＜Exhibition＞ Taro Okamoto. The Original Image of Japan. Taro Okamoto Memorial Museum until February 24, 2020. Photos by the artist of his journey through Jōmon, Tōhoku and Okinawa.
“The Original Image of Japan”, an exhibition of photographs by internationally renowned surrealist artist, Tarō Okamoto, will be held at Tokyo’s Taro Okamoto Memorial Museum (6-1-19 Aoyama, Minato-ku) until February 24th, 2020.
Taro Okamoto (1911-1996) is well-known for the “Tower of the Sun” sculptural building that became the symbol of Osaka’s Expo ’70.
The photographs in this exhibition, taken in the 1950s and 60s, document Okamoto’s yearning for Japan’s prehistoric Jōmon culture, and his travels through poverty-stricken Tōhoku and US-occupied Okinawa in search of the true Japanese essence.
This is what Akiomi Hirano, director of the museum, has to say about the current exhibition:
“Taro Okamoto was a person who continually asked the question, ‘What is Japan?’ Having decided to leave Paris and return home to fight for Japan, Taro had a fateful encounter one day in November 1951. It occurred at the Tokyo National Museum when he came across some Jōmon-period pottery.
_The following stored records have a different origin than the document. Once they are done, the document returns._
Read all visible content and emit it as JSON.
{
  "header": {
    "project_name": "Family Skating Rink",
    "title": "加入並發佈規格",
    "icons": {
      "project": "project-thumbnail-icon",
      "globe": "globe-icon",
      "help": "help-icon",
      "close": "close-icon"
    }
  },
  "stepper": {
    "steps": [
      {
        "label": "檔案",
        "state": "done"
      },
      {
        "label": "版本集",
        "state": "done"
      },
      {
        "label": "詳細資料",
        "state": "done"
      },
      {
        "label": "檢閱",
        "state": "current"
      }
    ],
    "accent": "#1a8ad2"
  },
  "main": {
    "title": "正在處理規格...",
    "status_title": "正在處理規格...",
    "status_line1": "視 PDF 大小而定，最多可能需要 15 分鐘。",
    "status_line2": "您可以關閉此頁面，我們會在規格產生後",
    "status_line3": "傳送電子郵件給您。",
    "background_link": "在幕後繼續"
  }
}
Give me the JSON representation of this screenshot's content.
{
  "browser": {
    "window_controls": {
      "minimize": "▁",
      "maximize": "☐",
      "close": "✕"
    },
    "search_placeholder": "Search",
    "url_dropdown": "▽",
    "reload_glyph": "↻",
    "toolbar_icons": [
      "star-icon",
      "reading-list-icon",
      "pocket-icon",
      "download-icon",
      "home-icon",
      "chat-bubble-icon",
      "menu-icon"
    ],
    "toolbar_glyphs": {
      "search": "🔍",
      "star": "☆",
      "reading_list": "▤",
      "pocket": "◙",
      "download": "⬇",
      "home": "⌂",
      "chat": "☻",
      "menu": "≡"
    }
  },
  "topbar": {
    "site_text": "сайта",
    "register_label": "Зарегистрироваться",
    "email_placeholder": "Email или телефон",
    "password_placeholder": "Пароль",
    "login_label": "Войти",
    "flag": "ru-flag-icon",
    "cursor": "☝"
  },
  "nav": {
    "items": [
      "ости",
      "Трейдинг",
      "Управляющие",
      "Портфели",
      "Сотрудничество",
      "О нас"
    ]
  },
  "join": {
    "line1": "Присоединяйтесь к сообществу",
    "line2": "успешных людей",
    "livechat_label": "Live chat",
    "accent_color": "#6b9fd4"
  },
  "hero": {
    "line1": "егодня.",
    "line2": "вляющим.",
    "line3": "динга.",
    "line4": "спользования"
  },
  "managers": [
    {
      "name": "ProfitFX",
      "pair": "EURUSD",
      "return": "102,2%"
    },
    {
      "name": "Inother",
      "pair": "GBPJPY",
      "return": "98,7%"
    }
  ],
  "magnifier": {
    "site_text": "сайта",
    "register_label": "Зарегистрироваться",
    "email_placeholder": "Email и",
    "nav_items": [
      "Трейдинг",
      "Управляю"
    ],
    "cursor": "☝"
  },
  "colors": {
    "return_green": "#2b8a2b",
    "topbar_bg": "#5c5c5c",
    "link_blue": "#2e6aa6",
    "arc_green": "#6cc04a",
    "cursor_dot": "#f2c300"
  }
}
The primitive yet sturdy bounty of a hunting people who pursued game in their struggle to survive, their strong vitality representing a magical spirit that conversed with an invisible force. When Taro discovered this aesthetic, which is the complete opposite of the restraint displayed by traditional Japanese beauty, he felt sure that, ‘This is the true Japan.’ Approximately five years later, he set out on a journey to discover the true essence of Japanese culture and at his first destination, the Tōhoku region, he encountered the ‘magical spirit’ of primitive Japan. In this poverty-stricken part of the country, that is cut off from the rest of the country during the winter months, he caught a glimpse of the original image of Japan. Two years later, in 1959, he traveled to Okinawa prior to its restoration to Japanese rule, and what he discovered there was the ‘Japan’ that contemporary people had pushed to one side and lost. In the pure lives of the Okinawan people he could discern his own roots and those of the whole Japanese race. This discovery must have delighted him. Taro’s journey through the Jōmon, Tōhoku, Okinawa…was a voyage of discovery in search for ‘the original Japan’, ‘the forgotten Japan’, or to put it another way, ‘the real Japan.’ The music played in the quiet exhibition hall is made originally by jazz bassist Takashi Sugawa. We hope that you will come and see the ‘deep, rich Japan’ that caught his eye through this exhibition of the photographs taken by Taro himself.”
Akiomi Hirano, Director, Taro Okamoto Memorial Museum
Period: October 30, 2019 – February 24, 2020.
Times: 10:11 – 18:00 (last admission 17:30)
Closed: Tuesdays (except on public holidays). Closed December 28, 2019 – January 4, 2020.
Access: 8 minutes’ walk from Omote-Sando Station on the Tokyo Metro Ginza, Chiyōda and Hanzōmon subway lines.
Admission: General 650 yen; Elementary school students 300 yen.
Official Site: http://www.taro-okamoto.or.jp/en/